Dataset rows describing interfaces:

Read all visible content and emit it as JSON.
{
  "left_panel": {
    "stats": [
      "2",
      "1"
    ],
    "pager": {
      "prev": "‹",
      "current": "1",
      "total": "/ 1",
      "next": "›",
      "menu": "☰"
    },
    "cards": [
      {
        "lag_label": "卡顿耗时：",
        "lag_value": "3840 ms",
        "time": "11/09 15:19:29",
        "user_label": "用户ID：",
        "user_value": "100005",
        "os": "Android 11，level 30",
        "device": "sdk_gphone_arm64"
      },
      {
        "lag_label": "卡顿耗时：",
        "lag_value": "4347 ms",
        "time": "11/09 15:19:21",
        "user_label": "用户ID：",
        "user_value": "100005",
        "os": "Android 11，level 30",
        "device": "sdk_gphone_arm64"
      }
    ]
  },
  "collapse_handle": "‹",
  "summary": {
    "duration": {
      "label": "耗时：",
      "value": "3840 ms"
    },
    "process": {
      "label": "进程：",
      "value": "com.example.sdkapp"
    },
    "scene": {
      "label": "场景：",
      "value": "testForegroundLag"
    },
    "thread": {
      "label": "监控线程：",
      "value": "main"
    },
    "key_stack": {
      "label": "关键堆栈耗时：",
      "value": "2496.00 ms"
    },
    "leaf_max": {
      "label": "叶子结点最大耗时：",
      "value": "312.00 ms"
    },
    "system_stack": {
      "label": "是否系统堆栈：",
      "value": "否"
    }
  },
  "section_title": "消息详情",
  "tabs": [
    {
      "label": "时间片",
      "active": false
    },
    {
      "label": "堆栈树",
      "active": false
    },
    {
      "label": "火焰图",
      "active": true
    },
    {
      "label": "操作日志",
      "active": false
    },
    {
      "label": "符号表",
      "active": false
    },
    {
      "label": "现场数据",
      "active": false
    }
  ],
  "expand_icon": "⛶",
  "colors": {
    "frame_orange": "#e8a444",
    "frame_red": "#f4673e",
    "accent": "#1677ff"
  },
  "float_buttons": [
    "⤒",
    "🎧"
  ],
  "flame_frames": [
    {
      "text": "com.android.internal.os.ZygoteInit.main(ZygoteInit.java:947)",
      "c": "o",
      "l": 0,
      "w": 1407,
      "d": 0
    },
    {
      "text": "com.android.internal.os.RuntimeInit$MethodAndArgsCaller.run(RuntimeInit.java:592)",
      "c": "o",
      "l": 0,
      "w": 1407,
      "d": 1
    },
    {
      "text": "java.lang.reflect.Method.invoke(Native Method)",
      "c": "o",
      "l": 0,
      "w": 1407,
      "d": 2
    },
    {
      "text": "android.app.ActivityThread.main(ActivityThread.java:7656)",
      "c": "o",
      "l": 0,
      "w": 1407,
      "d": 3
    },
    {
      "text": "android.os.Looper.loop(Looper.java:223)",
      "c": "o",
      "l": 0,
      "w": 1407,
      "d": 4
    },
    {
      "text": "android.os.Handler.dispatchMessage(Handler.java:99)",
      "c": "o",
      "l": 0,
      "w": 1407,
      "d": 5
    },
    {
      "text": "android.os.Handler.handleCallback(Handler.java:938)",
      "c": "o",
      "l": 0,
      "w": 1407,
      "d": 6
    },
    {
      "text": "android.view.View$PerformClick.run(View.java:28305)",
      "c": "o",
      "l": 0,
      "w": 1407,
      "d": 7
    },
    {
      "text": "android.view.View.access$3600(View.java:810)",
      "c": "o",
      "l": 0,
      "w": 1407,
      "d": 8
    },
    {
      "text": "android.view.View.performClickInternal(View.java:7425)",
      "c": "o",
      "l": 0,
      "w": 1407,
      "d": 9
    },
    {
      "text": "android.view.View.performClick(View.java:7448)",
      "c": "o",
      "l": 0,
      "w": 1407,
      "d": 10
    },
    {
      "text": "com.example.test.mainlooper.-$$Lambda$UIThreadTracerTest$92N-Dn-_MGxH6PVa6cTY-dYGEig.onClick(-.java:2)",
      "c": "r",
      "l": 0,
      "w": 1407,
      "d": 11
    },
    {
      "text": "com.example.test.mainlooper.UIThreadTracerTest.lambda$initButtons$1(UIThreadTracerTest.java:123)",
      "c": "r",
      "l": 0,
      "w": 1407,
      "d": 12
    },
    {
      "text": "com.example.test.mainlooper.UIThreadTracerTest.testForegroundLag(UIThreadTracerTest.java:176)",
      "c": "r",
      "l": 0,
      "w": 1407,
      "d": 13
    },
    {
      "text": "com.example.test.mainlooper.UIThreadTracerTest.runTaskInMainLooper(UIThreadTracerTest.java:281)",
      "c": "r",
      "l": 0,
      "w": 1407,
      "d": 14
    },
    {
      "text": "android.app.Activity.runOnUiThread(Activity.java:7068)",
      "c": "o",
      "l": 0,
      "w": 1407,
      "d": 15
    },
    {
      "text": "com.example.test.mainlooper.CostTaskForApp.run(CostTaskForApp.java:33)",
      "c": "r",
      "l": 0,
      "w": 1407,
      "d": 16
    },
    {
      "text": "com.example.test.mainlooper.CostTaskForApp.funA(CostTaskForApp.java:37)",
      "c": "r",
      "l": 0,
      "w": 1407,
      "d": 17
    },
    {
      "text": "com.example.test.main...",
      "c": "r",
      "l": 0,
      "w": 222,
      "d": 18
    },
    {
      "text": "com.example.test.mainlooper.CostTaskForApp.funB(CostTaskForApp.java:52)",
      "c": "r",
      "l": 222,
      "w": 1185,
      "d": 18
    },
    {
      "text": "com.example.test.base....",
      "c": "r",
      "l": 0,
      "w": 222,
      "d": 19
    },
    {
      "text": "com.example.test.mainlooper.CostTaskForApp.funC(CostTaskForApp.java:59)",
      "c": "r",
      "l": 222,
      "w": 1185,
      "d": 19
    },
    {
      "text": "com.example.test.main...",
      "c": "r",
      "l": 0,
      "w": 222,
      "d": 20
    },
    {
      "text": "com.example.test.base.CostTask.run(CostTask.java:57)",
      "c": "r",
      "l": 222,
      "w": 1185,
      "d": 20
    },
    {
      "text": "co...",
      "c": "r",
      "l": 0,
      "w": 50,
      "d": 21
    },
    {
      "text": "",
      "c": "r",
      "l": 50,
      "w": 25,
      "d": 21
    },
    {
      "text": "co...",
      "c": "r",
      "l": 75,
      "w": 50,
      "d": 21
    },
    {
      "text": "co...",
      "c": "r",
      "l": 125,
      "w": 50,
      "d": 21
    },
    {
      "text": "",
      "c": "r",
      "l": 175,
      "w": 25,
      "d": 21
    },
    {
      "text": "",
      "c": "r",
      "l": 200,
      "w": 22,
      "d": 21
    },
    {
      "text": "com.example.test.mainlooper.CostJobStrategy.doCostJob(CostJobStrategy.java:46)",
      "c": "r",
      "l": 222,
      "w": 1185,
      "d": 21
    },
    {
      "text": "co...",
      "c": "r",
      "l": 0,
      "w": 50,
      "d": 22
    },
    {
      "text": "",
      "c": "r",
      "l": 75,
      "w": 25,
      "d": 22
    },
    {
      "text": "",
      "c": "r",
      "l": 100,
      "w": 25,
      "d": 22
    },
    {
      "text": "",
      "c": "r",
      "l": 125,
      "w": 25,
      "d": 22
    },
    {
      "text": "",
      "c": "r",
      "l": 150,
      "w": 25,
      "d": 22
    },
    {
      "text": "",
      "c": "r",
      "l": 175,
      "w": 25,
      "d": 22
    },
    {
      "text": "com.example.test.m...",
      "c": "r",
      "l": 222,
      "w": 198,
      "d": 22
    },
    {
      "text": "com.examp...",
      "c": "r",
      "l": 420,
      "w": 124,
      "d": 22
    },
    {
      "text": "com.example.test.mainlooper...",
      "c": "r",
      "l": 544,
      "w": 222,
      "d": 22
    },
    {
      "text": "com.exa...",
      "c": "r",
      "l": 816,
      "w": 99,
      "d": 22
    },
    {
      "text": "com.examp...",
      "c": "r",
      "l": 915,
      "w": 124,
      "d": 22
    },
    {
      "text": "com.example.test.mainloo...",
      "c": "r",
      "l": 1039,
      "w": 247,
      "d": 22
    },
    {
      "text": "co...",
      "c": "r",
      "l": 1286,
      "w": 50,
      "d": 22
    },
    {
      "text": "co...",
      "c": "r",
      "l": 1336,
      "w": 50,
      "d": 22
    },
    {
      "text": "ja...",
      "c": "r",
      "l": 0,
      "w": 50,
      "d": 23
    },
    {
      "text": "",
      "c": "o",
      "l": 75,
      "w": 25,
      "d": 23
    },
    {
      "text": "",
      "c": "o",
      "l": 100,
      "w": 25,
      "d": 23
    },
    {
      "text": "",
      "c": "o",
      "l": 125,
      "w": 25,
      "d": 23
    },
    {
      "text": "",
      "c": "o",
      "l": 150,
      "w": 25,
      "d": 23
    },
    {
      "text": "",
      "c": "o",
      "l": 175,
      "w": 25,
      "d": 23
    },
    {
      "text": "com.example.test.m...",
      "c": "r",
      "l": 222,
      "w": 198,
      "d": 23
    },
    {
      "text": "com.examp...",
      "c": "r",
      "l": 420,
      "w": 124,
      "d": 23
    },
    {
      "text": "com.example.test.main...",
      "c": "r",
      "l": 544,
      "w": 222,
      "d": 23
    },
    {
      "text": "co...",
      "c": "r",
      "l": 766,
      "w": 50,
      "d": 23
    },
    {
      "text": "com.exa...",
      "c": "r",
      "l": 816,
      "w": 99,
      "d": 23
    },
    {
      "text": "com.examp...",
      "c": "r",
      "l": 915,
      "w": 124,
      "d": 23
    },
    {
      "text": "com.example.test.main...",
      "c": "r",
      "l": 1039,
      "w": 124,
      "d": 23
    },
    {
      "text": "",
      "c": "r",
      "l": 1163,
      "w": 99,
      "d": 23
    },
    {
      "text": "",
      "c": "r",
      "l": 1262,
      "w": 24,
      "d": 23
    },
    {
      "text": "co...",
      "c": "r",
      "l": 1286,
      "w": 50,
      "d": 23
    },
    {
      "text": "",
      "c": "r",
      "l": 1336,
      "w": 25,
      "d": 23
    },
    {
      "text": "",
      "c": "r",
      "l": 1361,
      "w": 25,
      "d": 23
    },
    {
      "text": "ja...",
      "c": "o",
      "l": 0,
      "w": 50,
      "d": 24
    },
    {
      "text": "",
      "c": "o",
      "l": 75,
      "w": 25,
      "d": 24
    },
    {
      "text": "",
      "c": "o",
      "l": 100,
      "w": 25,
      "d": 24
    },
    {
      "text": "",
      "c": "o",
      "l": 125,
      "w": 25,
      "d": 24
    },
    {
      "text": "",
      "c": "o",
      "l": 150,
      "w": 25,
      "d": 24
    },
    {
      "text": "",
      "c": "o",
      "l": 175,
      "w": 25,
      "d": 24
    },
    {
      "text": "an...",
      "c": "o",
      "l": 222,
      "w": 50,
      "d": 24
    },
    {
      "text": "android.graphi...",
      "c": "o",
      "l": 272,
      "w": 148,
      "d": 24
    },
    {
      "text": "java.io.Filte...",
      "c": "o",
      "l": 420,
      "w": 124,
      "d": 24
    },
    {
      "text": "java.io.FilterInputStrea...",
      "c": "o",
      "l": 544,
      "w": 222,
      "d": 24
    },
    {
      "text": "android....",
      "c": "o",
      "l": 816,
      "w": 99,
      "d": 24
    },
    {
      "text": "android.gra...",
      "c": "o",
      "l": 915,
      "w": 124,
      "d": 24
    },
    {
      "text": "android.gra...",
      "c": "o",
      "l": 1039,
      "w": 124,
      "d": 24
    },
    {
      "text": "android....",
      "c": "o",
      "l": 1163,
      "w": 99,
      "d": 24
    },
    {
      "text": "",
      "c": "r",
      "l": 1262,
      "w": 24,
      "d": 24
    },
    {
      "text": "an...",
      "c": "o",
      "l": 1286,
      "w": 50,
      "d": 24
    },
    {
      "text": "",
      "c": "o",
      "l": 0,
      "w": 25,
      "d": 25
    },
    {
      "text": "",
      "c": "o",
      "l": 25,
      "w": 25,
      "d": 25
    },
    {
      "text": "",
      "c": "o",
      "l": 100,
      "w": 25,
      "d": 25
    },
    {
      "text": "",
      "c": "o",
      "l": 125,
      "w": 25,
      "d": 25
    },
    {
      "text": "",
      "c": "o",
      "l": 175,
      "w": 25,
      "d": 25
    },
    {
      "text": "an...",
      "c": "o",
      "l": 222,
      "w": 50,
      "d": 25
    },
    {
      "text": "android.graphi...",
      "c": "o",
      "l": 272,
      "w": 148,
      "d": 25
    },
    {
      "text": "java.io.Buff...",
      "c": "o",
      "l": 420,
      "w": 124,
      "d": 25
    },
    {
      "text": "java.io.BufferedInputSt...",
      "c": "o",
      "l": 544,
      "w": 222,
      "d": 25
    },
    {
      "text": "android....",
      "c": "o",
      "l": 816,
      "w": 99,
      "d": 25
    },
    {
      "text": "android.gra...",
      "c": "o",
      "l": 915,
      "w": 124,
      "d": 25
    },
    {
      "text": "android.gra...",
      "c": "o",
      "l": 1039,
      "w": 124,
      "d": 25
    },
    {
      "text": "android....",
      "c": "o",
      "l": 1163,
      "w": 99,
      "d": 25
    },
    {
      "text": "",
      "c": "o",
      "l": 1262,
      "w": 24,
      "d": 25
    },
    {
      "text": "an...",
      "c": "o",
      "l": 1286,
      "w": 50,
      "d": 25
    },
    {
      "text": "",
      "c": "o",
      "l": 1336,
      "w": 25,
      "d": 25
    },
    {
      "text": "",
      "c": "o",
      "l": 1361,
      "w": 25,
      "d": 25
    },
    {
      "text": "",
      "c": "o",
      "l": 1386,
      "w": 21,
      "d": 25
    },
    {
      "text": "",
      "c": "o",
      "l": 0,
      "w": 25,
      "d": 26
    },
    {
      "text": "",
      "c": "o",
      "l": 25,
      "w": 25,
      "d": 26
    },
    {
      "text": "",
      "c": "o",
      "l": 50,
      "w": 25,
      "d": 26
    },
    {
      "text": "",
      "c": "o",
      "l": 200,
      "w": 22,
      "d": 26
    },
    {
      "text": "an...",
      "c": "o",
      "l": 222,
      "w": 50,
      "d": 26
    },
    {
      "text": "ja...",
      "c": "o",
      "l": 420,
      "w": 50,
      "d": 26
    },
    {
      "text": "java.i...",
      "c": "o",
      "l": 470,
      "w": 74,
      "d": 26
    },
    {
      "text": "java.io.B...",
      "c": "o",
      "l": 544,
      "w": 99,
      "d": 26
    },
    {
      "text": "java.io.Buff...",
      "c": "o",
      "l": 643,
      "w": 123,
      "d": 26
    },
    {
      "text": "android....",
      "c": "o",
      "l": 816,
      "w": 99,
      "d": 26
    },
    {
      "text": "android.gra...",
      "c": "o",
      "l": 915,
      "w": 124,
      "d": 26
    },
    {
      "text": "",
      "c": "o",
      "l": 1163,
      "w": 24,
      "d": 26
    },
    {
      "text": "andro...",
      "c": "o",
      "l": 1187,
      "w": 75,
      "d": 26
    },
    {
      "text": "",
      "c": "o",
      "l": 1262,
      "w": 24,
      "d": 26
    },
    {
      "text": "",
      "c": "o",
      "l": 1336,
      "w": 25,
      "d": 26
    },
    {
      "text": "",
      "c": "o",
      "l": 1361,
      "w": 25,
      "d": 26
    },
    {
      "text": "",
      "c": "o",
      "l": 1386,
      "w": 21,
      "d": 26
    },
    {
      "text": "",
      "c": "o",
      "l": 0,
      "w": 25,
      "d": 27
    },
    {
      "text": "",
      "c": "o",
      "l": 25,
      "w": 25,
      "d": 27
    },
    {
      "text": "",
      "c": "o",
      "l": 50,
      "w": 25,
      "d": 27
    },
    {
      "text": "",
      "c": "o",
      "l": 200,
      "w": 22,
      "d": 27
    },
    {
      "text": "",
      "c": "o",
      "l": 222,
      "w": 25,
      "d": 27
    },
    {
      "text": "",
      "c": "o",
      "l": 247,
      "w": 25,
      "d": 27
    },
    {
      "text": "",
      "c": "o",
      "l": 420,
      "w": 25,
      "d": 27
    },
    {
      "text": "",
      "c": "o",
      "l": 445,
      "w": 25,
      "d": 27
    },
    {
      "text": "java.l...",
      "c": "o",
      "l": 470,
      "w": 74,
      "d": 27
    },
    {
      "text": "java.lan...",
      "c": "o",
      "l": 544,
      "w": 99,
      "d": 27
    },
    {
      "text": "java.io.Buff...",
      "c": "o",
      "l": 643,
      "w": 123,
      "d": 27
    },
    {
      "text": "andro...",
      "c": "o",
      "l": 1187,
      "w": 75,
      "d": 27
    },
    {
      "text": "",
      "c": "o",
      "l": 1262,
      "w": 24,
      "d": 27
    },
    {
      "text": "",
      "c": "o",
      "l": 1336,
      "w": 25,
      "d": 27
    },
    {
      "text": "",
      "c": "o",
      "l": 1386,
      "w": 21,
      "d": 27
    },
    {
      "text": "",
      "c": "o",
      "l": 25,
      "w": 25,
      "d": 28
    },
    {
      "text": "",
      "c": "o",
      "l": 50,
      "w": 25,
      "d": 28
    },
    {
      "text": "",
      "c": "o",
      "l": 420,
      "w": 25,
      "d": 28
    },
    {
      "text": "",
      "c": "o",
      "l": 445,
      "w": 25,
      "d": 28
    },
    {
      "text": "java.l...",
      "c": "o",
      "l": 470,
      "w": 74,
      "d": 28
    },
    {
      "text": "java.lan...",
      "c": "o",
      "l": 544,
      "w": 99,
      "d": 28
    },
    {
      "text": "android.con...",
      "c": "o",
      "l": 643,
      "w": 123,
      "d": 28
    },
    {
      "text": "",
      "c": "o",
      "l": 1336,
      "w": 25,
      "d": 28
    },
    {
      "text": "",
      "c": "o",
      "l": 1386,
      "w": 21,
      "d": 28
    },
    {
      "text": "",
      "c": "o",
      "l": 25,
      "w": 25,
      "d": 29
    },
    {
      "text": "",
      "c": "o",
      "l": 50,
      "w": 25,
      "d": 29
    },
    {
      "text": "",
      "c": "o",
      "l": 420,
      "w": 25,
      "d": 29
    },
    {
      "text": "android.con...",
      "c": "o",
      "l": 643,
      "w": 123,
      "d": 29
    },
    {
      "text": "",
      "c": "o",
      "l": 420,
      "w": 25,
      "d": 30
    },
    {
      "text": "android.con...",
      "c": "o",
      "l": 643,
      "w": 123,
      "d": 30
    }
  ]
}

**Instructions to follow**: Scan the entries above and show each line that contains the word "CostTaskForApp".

**Result**:
      "text": "com.example.test.mainlooper.CostTaskForApp.run(CostTaskForApp.java:33)",
      "text": "com.example.test.mainlooper.CostTaskForApp.funA(CostTaskForApp.java:37)",
      "text": "com.example.test.mainlooper.CostTaskForApp.funB(CostTaskForApp.java:52)",
      "text": "com.example.test.mainlooper.CostTaskForApp.funC(CostTaskForApp.java:59)",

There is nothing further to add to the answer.